It’s been a week of PB’s, or ‘personal bests’. I’m getting very familiar with the expression now after watching Team Ireland in the Olympics. I pulled my own PB, cycling home to Blanchardstown, to catch Katie’s fight on TV with my dad, who’s 87 and was watching the bout ‘home alone’. I got delayed at work, and dashed desperately for the bike with 15k to cycle and not enough minutes on the clock. My current best time for the ‘race’ home was 40″mins, and it just wasn’t enough, but I had to try; at least I’d catch the end… maybe.
As I huffed and puffed across the Phoenix Park and down the canal, the Irish summer arrived, and as the hour ran out of minutes, the sun beamed and I began to melt. I looked at the roads and the park emptying around me – and considered stopping off at a pub along the way – sure of a welcome and a cheering Irish crowd. Then I thought of dad and pushed a bit harder, putting the minutes out of my mind and licking the salty drops dripping from the end of my nose.

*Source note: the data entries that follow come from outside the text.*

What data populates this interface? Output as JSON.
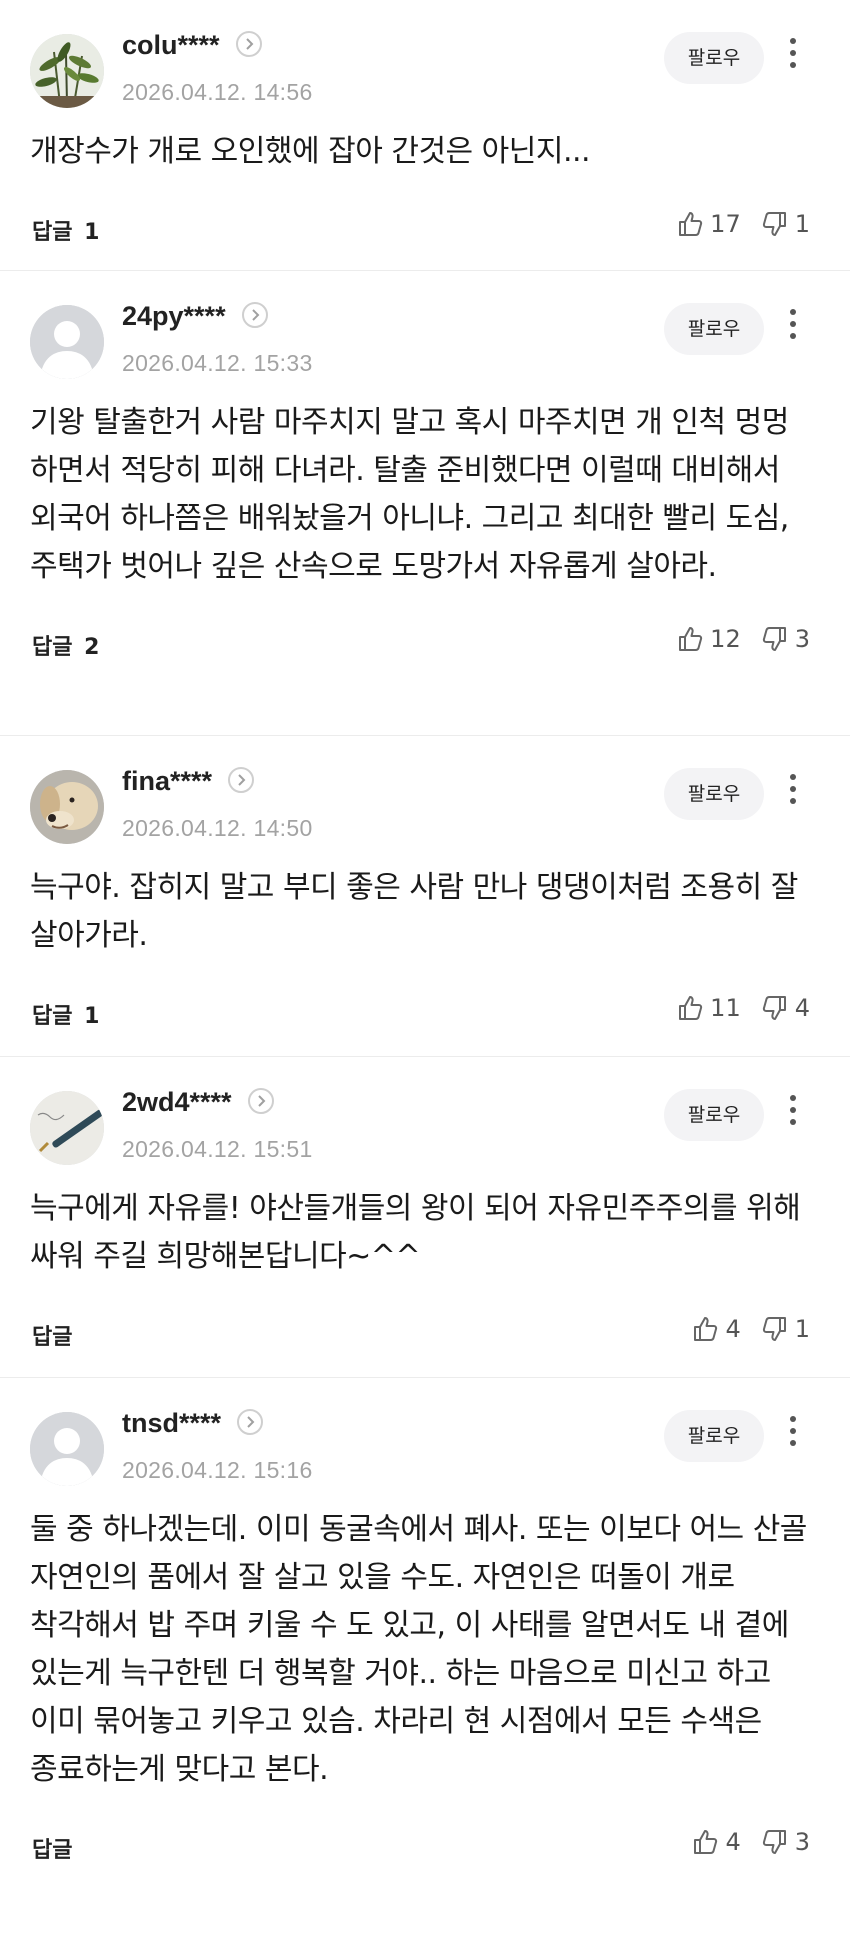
{
  "follow_label": "팔로우",
  "reply_label": "답글",
  "comments": [
    {
      "user": "colu****",
      "date": "2026.04.12. 14:56",
      "avatar": "plant-photo-avatar",
      "text": "개장수가 개로 오인했에 잡아 간것은 아닌지...",
      "replies": "1",
      "likes": "17",
      "dislikes": "1"
    },
    {
      "user": "24py****",
      "date": "2026.04.12. 15:33",
      "avatar": "default-avatar",
      "text": "기왕 탈출한거 사람 마주치지 말고 혹시 마주치면 개 인척 멍멍 하면서 적당히 피해 다녀라. 탈출 준비했다면 이럴때 대비해서 외국어 하나쯤은 배워놨을거 아니냐. 그리고 최대한 빨리 도심, 주택가 벗어나 깊은 산속으로 도망가서 자유롭게 살아라.",
      "replies": "2",
      "likes": "12",
      "dislikes": "3"
    },
    {
      "user": "fina****",
      "date": "2026.04.12. 14:50",
      "avatar": "dog-photo-avatar",
      "text": "늑구야. 잡히지 말고 부디 좋은 사람 만나 댕댕이처럼 조용히 잘 살아가라.",
      "replies": "1",
      "likes": "11",
      "dislikes": "4"
    },
    {
      "user": "2wd4****",
      "date": "2026.04.12. 15:51",
      "avatar": "pen-photo-avatar",
      "text": "늑구에게 자유를! 야산들개들의 왕이 되어 자유민주주의를 위해 싸워 주길 희망해본답니다~^^",
      "replies": "",
      "likes": "4",
      "dislikes": "1"
    },
    {
      "user": "tnsd****",
      "date": "2026.04.12. 15:16",
      "avatar": "default-avatar",
      "text": "둘 중 하나겠는데. 이미 동굴속에서 폐사. 또는 이보다 어느 산골 자연인의 품에서 잘 살고 있을 수도. 자연인은 떠돌이 개로 착각해서 밥 주며 키울 수 도 있고, 이 사태를 알면서도 내 곁에 있는게 늑구한텐 더 행복할 거야.. 하는 마음으로 미신고 하고 이미 묶어놓고 키우고 있슴. 차라리 현 시점에서 모든 수색은 종료하는게 맞다고 본다.",
      "replies": "",
      "likes": "4",
      "dislikes": "3"
    }
  ]
}
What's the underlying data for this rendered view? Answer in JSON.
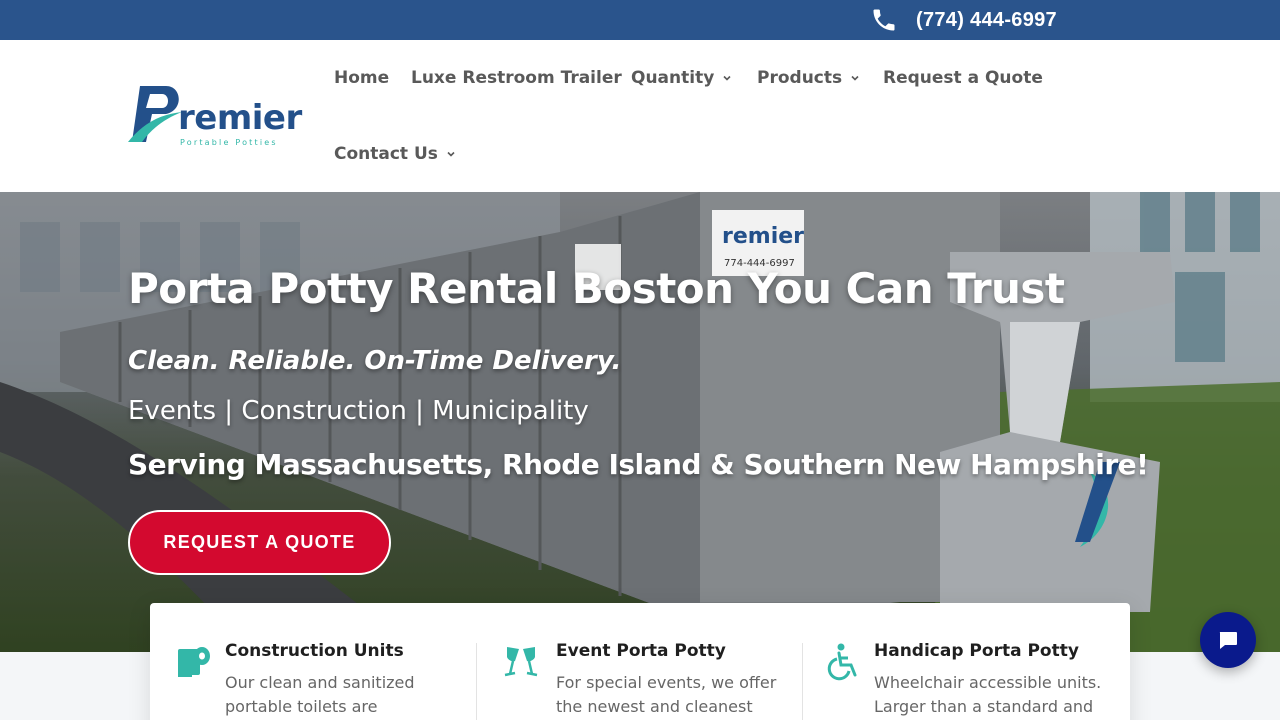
{
  "topbar": {
    "phone": "(774) 444-6997"
  },
  "logo": {
    "word": "remier",
    "sub": "Portable Potties"
  },
  "nav": {
    "items": [
      {
        "label": "Home"
      },
      {
        "label": "Luxe Restroom Trailer"
      },
      {
        "label": "Quantity"
      },
      {
        "label": "Products"
      },
      {
        "label": "Request a Quote"
      },
      {
        "label": "Contact Us"
      }
    ]
  },
  "hero": {
    "title": "Porta Potty Rental Boston You Can Trust",
    "tagline": "Clean. Reliable. On-Time Delivery.",
    "segments": "Events | Construction | Municipality",
    "serving": "Serving Massachusetts, Rhode Island & Southern New Hampshire!",
    "cta": "REQUEST A QUOTE",
    "unit_label": "remier",
    "unit_phone": "774-444-6997"
  },
  "cards": [
    {
      "title": "Construction Units",
      "text": "Our clean and sanitized portable toilets are",
      "icon": "toilet-paper-icon"
    },
    {
      "title": "Event Porta Potty",
      "text": "For special events, we offer the newest and cleanest",
      "icon": "champagne-glasses-icon"
    },
    {
      "title": "Handicap Porta Potty",
      "text": "Wheelchair accessible units. Larger than a standard and",
      "icon": "wheelchair-icon"
    }
  ],
  "colors": {
    "topbar": "#2a548c",
    "cta": "#d3092f",
    "teal": "#33b7a8",
    "brand_blue": "#23508a",
    "chat": "#0a1a8c"
  }
}
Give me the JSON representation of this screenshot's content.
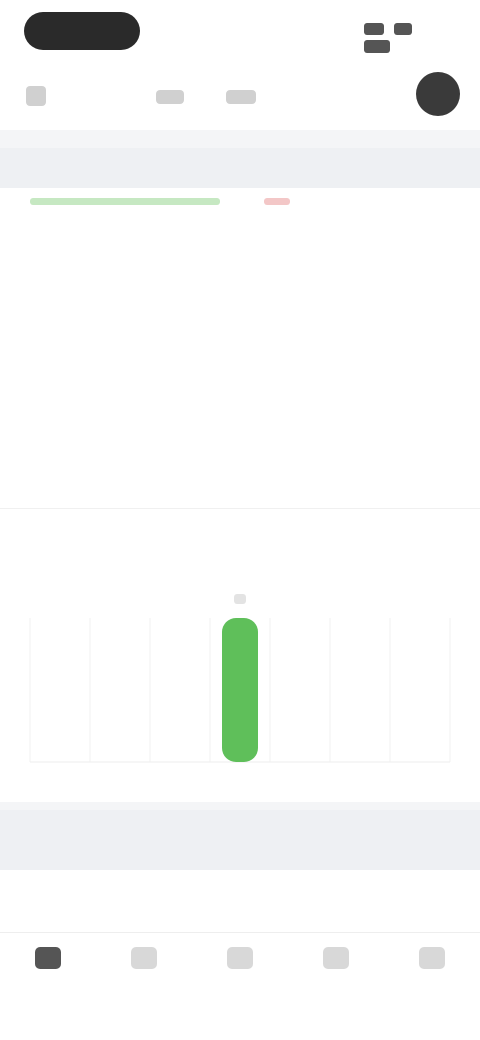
{
  "app": {
    "panel_title": "",
    "section2_title": ""
  },
  "book": {
    "left": [
      {
        "label": "",
        "sub": "",
        "value": ""
      },
      {
        "label": "",
        "sub": "",
        "value": ""
      },
      {
        "label": "",
        "sub": "",
        "value": ""
      },
      {
        "label": "",
        "sub": "",
        "value": ""
      }
    ],
    "right": [
      {
        "label": "",
        "sub": "",
        "value": ""
      },
      {
        "label": "",
        "sub": "",
        "value": ""
      },
      {
        "label": "",
        "sub": "",
        "value": ""
      }
    ]
  },
  "tabs": [
    {
      "label": ""
    },
    {
      "label": ""
    }
  ],
  "filters": [
    {
      "label": "",
      "sub": ""
    },
    {
      "label": ""
    },
    {
      "label": ""
    },
    {
      "label": ""
    }
  ],
  "bottom_nav": [
    {
      "label": "",
      "icon": "home-icon"
    },
    {
      "label": "",
      "icon": "markets-icon"
    },
    {
      "label": "",
      "icon": "trade-icon"
    },
    {
      "label": "",
      "icon": "futures-icon"
    },
    {
      "label": "",
      "icon": "wallet-icon"
    }
  ],
  "colors": {
    "bid": "#5fbf5a",
    "ask": "#e07a7a",
    "background": "#f4f5f7"
  },
  "chart_data": {
    "type": "bar",
    "title": "",
    "xlabel": "",
    "ylabel": "",
    "grid": true,
    "categories": [
      "",
      "",
      "",
      "",
      "",
      "",
      ""
    ],
    "values": [
      0,
      0,
      0,
      1,
      0,
      0,
      0
    ],
    "ylim": [
      0,
      1
    ]
  }
}
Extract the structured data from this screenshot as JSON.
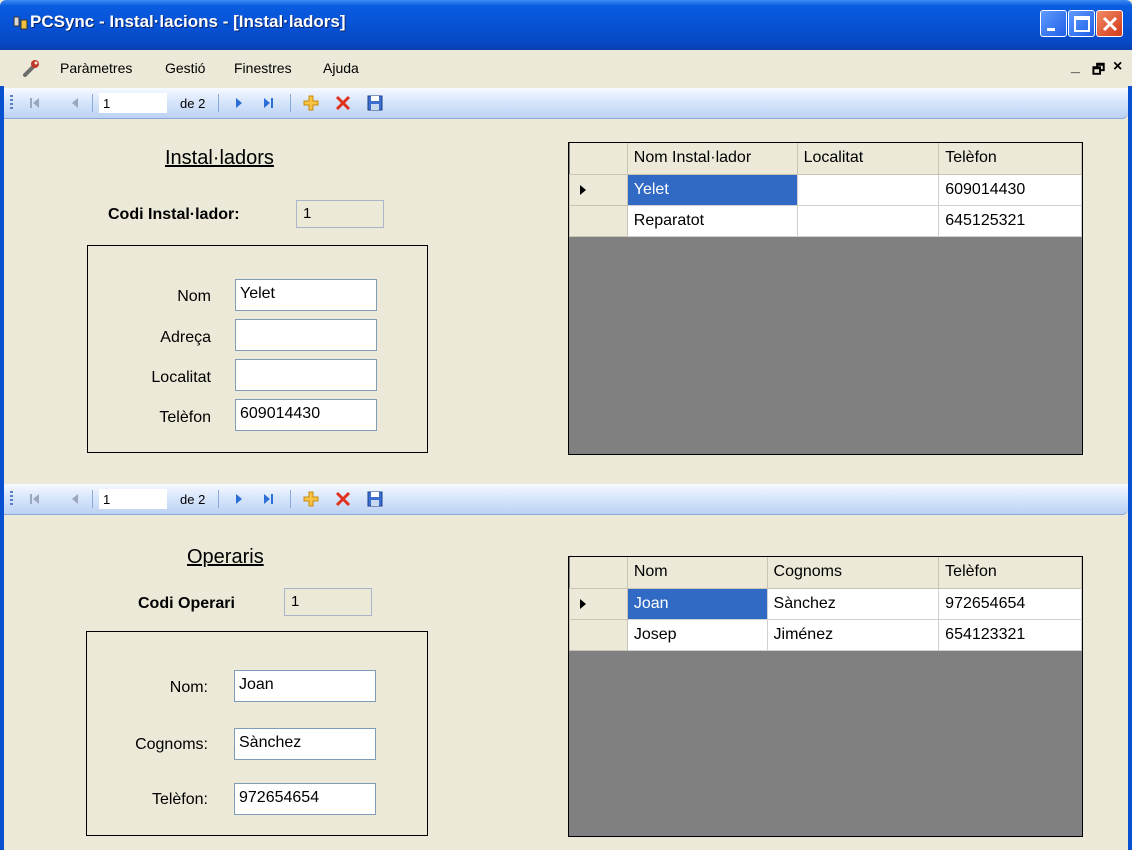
{
  "window": {
    "title": "PCSync - Instal·lacions - [Instal·ladors]",
    "controls": [
      "minimize",
      "maximize",
      "close"
    ]
  },
  "menu": {
    "items": [
      "Paràmetres",
      "Gestió",
      "Finestres",
      "Ajuda"
    ],
    "mdi_controls": [
      "_",
      "🗗",
      "×"
    ]
  },
  "nav_top": {
    "position": "1",
    "count_label": "de 2"
  },
  "nav_bottom": {
    "position": "1",
    "count_label": "de 2"
  },
  "installers": {
    "title": "Instal·ladors",
    "code_label": "Codi Instal·lador:",
    "code_value": "1",
    "fields": [
      {
        "label": "Nom",
        "value": "Yelet"
      },
      {
        "label": "Adreça",
        "value": ""
      },
      {
        "label": "Localitat",
        "value": ""
      },
      {
        "label": "Telèfon",
        "value": "609014430"
      }
    ],
    "grid": {
      "columns": [
        "Nom Instal·lador",
        "Localitat",
        "Telèfon"
      ],
      "rows": [
        [
          "Yelet",
          "",
          "609014430"
        ],
        [
          "Reparatot",
          "",
          "645125321"
        ]
      ],
      "selected_row": 0
    }
  },
  "operators": {
    "title": "Operaris",
    "code_label": "Codi Operari",
    "code_value": "1",
    "fields": [
      {
        "label": "Nom:",
        "value": "Joan"
      },
      {
        "label": "Cognoms:",
        "value": "Sànchez"
      },
      {
        "label": "Telèfon:",
        "value": "972654654"
      }
    ],
    "grid": {
      "columns": [
        "Nom",
        "Cognoms",
        "Telèfon"
      ],
      "rows": [
        [
          "Joan",
          "Sànchez",
          "972654654"
        ],
        [
          "Josep",
          "Jiménez",
          "654123321"
        ]
      ],
      "selected_row": 0
    }
  }
}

I swung up the path to the house with 5.03pm on my wrist, sure I was too late. Then I saw the big-screen TV flickering through the lounge window and realised they were still standing in the ring. I jumped from the pedals and dashed to the red-front door grappling with the key, and bursting into the room as the judge thrust Katie’s fist into the air – along with dad’s – and my own, as we all joined in jubilation…..together.
I’d made it home in 35 minutes – 5 minutes faster than expected. A town, a city and a nation cheered. Mna Na hEireann. It was Katie’s day….. and mine. 🙂